Hollywood PrivacyWatch: 11/23 — Okay, so once again, toiling in post-production hell tonight, I go out to get the poor editor some grub at California Canteen on Cahuenga West, and as I’m leaving I see MICHAEL SHEEN, back in Underworld fighting trim, Lycan facial hair, sitting alone at a table near the door, texting away. And I’m about to just bask in his amazing Welsh actorial glow but I am so high from exhaustion I actually turn around and go up to him and say “Mr. Sheen, I never do this, but I saw you in Frost/Nixon in London and you were brilliant.” And I stick out my hand and, in spite of my Sideshow Bob hair and edit bay pallor, he shakes it and smiles and thanks me, and I wish him luck with the film and split. Very. Soft. Hands. And NOBODY at the lab knows who I’m talking about when I tell them. Heathens. [Hollywood PrivacyWatch is written by and for Defamer readers; send your sightings to email@example.com.]

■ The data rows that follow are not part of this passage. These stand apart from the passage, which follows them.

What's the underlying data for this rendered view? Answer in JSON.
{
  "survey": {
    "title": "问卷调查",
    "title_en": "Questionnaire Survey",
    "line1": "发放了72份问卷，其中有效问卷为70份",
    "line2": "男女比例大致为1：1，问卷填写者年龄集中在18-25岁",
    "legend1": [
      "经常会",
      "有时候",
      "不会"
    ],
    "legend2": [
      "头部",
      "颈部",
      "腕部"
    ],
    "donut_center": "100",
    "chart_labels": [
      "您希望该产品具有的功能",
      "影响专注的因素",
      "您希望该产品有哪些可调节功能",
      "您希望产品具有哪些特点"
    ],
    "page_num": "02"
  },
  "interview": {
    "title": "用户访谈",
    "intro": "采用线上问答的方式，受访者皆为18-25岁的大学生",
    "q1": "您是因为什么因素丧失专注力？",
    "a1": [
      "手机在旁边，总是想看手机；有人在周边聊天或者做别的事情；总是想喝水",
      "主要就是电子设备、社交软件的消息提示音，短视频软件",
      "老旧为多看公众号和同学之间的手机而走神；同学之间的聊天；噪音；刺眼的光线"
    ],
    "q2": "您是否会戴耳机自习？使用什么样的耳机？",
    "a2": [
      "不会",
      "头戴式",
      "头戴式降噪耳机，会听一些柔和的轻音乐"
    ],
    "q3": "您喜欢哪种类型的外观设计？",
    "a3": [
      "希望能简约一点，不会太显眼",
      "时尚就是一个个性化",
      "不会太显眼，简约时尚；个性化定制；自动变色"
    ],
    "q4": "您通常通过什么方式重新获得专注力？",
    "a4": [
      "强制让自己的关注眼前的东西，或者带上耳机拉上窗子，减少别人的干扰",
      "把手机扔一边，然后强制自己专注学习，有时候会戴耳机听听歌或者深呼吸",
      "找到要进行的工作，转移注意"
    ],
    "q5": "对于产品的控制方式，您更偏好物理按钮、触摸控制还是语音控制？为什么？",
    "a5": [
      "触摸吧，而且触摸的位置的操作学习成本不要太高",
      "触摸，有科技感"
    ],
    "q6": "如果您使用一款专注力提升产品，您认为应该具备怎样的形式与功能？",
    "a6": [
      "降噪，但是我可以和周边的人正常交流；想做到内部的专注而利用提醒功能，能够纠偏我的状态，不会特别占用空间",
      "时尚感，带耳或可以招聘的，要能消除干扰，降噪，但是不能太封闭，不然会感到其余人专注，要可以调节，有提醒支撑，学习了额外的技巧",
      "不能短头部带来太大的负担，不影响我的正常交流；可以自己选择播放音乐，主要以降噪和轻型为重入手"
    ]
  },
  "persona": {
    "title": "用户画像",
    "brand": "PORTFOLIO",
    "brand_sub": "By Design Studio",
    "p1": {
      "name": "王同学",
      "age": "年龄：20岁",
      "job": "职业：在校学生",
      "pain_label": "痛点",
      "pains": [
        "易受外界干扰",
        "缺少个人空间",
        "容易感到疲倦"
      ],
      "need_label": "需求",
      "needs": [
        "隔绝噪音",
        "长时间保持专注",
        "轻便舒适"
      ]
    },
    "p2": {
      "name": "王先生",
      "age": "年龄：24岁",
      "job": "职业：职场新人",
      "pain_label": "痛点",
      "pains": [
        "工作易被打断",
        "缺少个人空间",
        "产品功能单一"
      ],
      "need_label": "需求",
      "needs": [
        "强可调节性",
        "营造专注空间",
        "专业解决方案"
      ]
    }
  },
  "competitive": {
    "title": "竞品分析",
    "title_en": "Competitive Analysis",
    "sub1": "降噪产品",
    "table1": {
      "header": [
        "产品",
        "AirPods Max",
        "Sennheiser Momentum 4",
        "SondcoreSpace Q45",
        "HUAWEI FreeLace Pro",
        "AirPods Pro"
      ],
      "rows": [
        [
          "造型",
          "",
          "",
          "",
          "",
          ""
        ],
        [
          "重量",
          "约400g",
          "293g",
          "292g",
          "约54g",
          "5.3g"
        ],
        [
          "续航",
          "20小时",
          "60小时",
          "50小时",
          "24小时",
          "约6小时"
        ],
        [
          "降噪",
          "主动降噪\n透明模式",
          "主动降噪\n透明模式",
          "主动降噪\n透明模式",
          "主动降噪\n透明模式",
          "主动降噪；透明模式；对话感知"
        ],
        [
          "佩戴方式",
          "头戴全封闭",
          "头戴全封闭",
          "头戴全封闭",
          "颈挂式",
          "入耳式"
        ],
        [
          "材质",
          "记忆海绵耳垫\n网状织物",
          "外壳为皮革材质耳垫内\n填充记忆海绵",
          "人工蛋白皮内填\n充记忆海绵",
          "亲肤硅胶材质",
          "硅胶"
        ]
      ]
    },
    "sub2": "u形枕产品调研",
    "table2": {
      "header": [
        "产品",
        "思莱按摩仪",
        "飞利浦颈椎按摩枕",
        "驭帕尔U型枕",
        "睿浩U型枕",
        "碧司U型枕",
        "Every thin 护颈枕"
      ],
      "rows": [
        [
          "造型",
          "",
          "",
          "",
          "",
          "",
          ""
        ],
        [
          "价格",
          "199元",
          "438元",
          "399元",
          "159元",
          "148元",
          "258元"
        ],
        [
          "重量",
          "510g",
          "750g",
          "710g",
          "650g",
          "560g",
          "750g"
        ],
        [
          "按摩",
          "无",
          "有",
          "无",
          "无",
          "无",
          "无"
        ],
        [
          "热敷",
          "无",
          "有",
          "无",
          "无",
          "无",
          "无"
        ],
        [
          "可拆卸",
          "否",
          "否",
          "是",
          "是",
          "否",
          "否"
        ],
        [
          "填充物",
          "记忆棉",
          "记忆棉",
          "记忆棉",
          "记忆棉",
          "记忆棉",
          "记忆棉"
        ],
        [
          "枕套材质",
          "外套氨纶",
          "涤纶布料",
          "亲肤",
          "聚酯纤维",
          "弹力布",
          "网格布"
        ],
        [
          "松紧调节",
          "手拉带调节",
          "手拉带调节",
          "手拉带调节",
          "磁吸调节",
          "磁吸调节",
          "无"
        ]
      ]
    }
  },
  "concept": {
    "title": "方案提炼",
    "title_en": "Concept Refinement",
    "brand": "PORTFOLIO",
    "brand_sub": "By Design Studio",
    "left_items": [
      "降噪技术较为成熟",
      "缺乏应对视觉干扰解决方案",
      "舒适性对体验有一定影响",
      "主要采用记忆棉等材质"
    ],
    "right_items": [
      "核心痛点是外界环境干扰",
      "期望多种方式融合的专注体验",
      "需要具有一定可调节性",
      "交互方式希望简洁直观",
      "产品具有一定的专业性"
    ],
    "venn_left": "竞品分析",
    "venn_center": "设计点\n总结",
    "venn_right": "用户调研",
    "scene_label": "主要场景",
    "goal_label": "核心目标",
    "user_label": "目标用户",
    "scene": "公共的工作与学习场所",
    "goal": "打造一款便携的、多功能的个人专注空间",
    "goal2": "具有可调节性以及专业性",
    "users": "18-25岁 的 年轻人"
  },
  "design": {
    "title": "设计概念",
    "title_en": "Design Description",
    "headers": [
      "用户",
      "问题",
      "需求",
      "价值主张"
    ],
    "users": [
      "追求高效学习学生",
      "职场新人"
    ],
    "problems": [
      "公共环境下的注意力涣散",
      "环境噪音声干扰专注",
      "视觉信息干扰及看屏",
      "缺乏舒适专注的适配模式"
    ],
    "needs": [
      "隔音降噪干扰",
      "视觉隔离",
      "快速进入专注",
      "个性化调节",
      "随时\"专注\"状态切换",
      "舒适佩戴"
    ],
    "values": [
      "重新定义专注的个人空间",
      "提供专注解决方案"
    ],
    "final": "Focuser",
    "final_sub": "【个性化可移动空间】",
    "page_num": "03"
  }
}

In our ongoing effort to bring you the very latest critical distaste for every prestige film this fall, we follow up last week's collection of lukewarm W. reviews with hot-off-the-presses ambivalence toward Frost/Nixon. Ron Howard and Brian Grazer's adaptation of the Tony Award-winning play reunites Frank Langella and Michael Sheen as, respectively, the 37th president and his pesky TV inquisitor; the early word confirms that the film offers gravitas to spare, but you'll want to bring your own pillow:· "It’s difficult to think of a director less-suited to take on the intricate, minutiae-obsessed writing of Peter Morgan than Howard — a director who, even in his finest films, has always been interested in the big picture first, with characters serving history rather than the other way round. [...] Leading with his impressive, booming approximation of the Nixon voice, Langella is allowed to actively chew scenery and the performance becomes increasingly detached from the overall work." — Guy Lodge, InContention [via Patrick Goldstein] · "Sheen's impersonation of Frost starts with the classic tics: the head waggle, the nasal droning, the tiny soupçon of Brucie - but he soon sounds like ... well ... Tony Blair. [...] Nixon is a juicy part and Langella extracts every tasty drop.But the performance has no room to grow. Frost and Nixon have no 'real-world' encounters: it is like a boxing movie about two combatants who never meet outside the ring." — Peter Bradshaw, The Guardian · "Although it all pays off in a potent and revelatory final act rife with insights into the psychology and calculations of power players, the initial stretch is rather dry and prosaic. Perhaps needlessly adopting a cinematic equivalent of the play's direct-to-audience address, Howard 'interviews' several of the characters, witness-style, about the events, which only serves to make the film feel somewhat choppy, half like a documentary at first. [...] It might even be that the film could have done without the talking heads altogether." — Todd McCarthy, Variety All right, all right — fine. Let Grazer write this one off to Gigi and let's just move on to '09, already.